** Opening DATA FOR PROCESSING block **

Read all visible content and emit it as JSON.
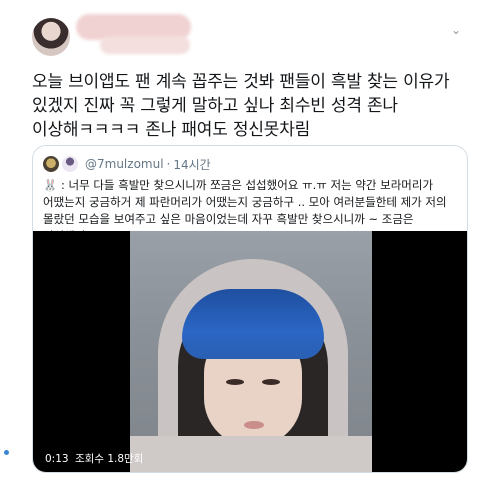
{
  "tweet": {
    "text": "오늘 브이앱도 팬 계속 꼽주는 것봐 팬들이 흑발 찾는 이유가 있겠지 진짜 꼭 그렇게 말하고 싶나 최수빈 성격 존나 이상해ㅋㅋㅋㅋ 존나 패여도 정신못차림"
  },
  "quoted_tweet": {
    "handle": "@7mulzomul",
    "separator": "·",
    "time": "14시간",
    "text": "🐰 : 너무 다들 흑발만 찾으시니까 쪼금은 섭섭했어요 ㅠ.ㅠ 저는 약간 보라머리가 어땠는지 궁금하거 제 파란머리가 어땠는지 궁금하구 .. 모아 여러분들한테 제가 저의 몰랐던 모습을 보여주고 싶은 마음이었는데 자꾸 흑발만 찾으시니까 ~ 조금은 섭섭해여"
  },
  "video": {
    "timestamp": "0:13",
    "views": "조회수 1.8만회"
  },
  "icons": {
    "more": "chevron-down-icon"
  }
}
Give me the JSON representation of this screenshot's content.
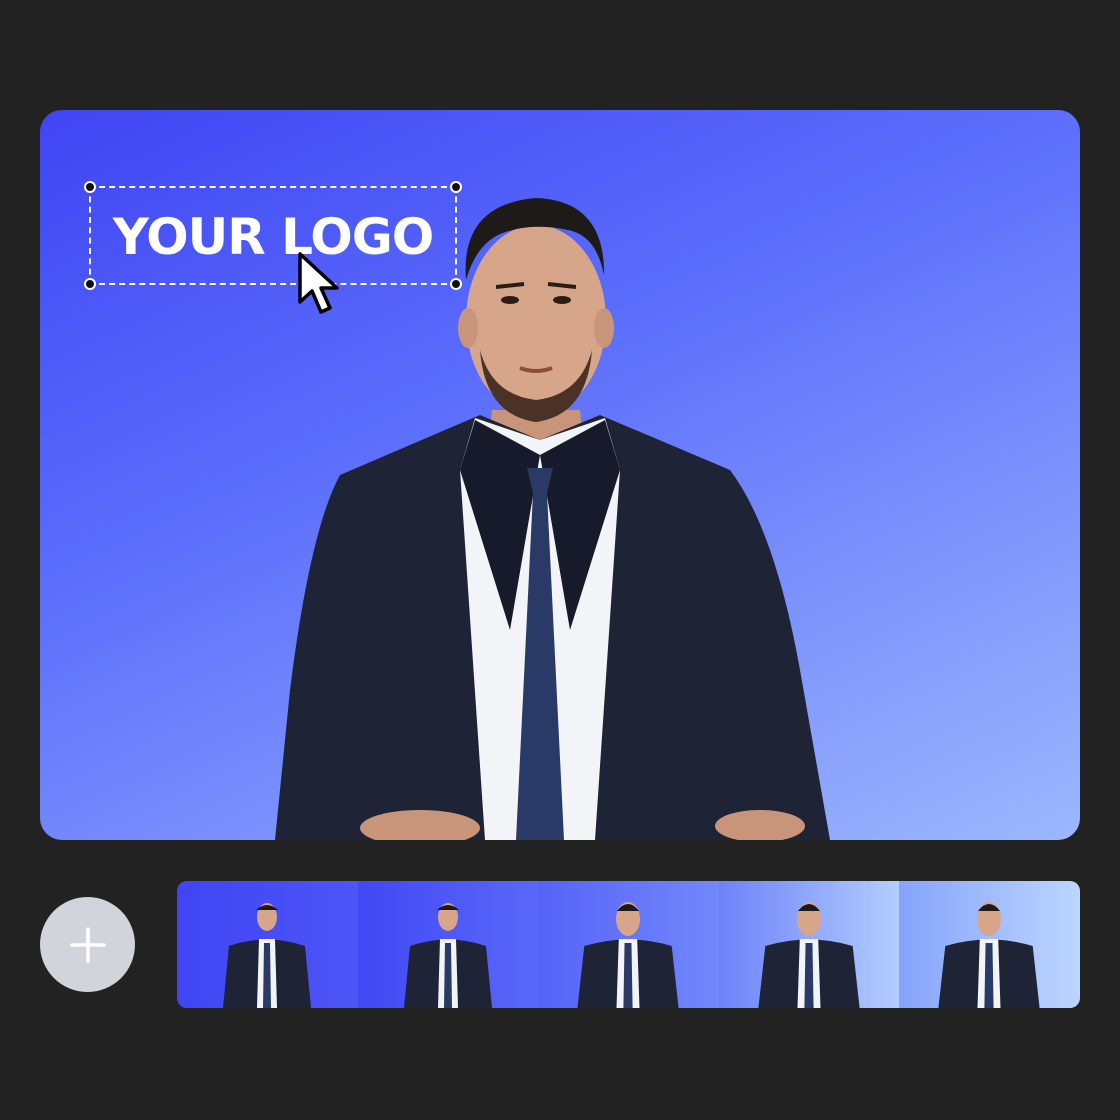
{
  "logo": {
    "text": "YOUR LOGO"
  },
  "colors": {
    "background": "#222222",
    "canvas_gradient": [
      "#3f45f3",
      "#9cb7fd"
    ],
    "add_button": "#d3d3dc",
    "suit": "#1f2336",
    "tie": "#2a3a66",
    "shirt": "#f2f4f8"
  },
  "icons": {
    "cursor": "arrow-cursor-icon",
    "add": "plus-icon"
  },
  "timeline": {
    "clips": [
      {
        "name": "clip-1",
        "bg": [
          "#3f45f3",
          "#4d55f7"
        ]
      },
      {
        "name": "clip-2",
        "bg": [
          "#4148f4",
          "#5a68f9"
        ]
      },
      {
        "name": "clip-3",
        "bg": [
          "#5563f8",
          "#7288fb"
        ]
      },
      {
        "name": "clip-4",
        "bg": [
          "#6d82fa",
          "#b3cdfe"
        ]
      },
      {
        "name": "clip-5",
        "bg": [
          "#86a3fc",
          "#bcd6ff"
        ]
      }
    ]
  }
}
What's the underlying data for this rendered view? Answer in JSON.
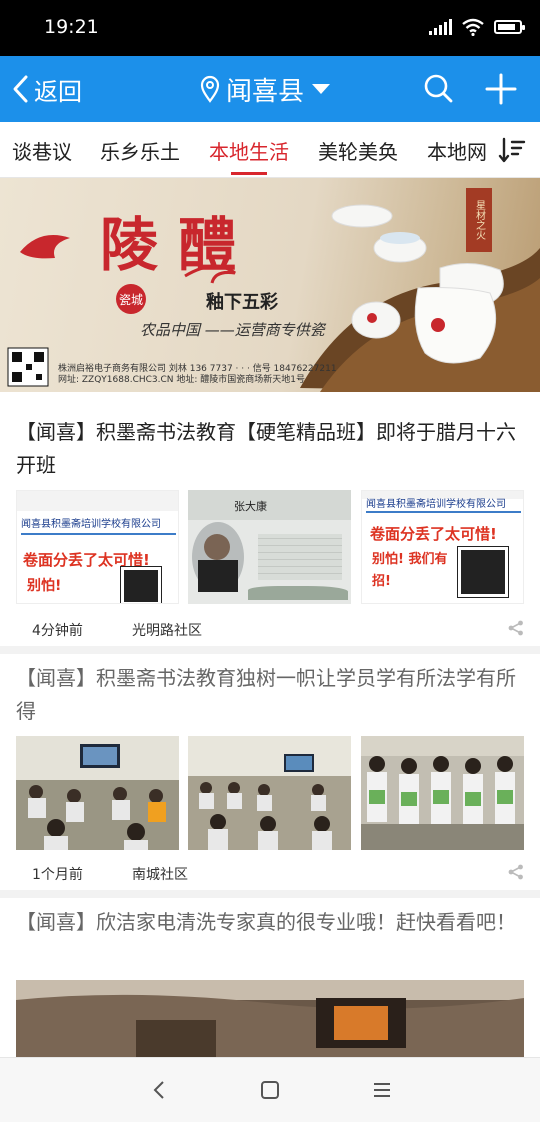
{
  "status_bar": {
    "time": "19:21",
    "battery_level": 0.85
  },
  "nav": {
    "back_label": "返回",
    "location": "闻喜县"
  },
  "tabs": [
    {
      "label": "谈巷议"
    },
    {
      "label": "乐乡乐土"
    },
    {
      "label": "本地生活",
      "active": true
    },
    {
      "label": "美轮美奂"
    },
    {
      "label": "本地网"
    }
  ],
  "banner": {
    "title": "陵 醴",
    "badge": "瓷城",
    "sub1": "釉下五彩",
    "sub2": "农品中国 ——运营商专供瓷",
    "tag": "星材之火",
    "footer_line1": "株洲启裕电子商务有限公司   刘林 136 7737 ·   ·   ·  信号 18476227211",
    "footer_line2": "网址: ZZQY1688.CHC3.CN                    地址: 醴陵市国瓷商场新天地1号"
  },
  "feed": [
    {
      "title": "【闻喜】积墨斋书法教育【硬笔精品班】即将于腊月十六开班",
      "time": "4分钟前",
      "location": "光明路社区",
      "thumbs": [
        {
          "label1": "闻喜县积墨斋培训学校有限公司",
          "label2": "卷面分丢了太可惜!",
          "label3": "别怕!"
        },
        {
          "label1": "张大康",
          "label2": "",
          "label3": ""
        },
        {
          "label1": "闻喜县积墨斋培训学校有限公司",
          "label2": "卷面分丢了太可惜!",
          "label3": "别怕! 我们有招!"
        }
      ]
    },
    {
      "title": "【闻喜】积墨斋书法教育独树一帜让学员学有所法学有所得",
      "time": "1个月前",
      "location": "南城社区"
    },
    {
      "title": "【闻喜】欣洁家电清洗专家真的很专业哦！赶快看看吧！"
    }
  ],
  "colors": {
    "accent": "#1c90ea",
    "active_tab": "#d8262d"
  }
}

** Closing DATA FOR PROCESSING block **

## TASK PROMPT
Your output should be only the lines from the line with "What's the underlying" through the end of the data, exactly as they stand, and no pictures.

## EXERCISE RESULT
What's the underlying data for this rendered view? Answer in JSON.
{
  "status_bar": {
    "time": "19:21",
    "battery_level": 0.85
  },
  "nav": {
    "back_label": "返回",
    "location": "闻喜县"
  },
  "tabs": [
    {
      "label": "谈巷议"
    },
    {
      "label": "乐乡乐土"
    },
    {
      "label": "本地生活",
      "active": true
    },
    {
      "label": "美轮美奂"
    },
    {
      "label": "本地网"
    }
  ],
  "banner": {
    "title": "陵 醴",
    "badge": "瓷城",
    "sub1": "釉下五彩",
    "sub2": "农品中国 ——运营商专供瓷",
    "tag": "星材之火",
    "footer_line1": "株洲启裕电子商务有限公司   刘林 136 7737 ·   ·   ·  信号 18476227211",
    "footer_line2": "网址: ZZQY1688.CHC3.CN                    地址: 醴陵市国瓷商场新天地1号"
  },
  "feed": [
    {
      "title": "【闻喜】积墨斋书法教育【硬笔精品班】即将于腊月十六开班",
      "time": "4分钟前",
      "location": "光明路社区",
      "thumbs": [
        {
          "label1": "闻喜县积墨斋培训学校有限公司",
          "label2": "卷面分丢了太可惜!",
          "label3": "别怕!"
        },
        {
          "label1": "张大康",
          "label2": "",
          "label3": ""
        },
        {
          "label1": "闻喜县积墨斋培训学校有限公司",
          "label2": "卷面分丢了太可惜!",
          "label3": "别怕! 我们有招!"
        }
      ]
    },
    {
      "title": "【闻喜】积墨斋书法教育独树一帜让学员学有所法学有所得",
      "time": "1个月前",
      "location": "南城社区"
    },
    {
      "title": "【闻喜】欣洁家电清洗专家真的很专业哦！赶快看看吧！"
    }
  ],
  "colors": {
    "accent": "#1c90ea",
    "active_tab": "#d8262d"
  }
}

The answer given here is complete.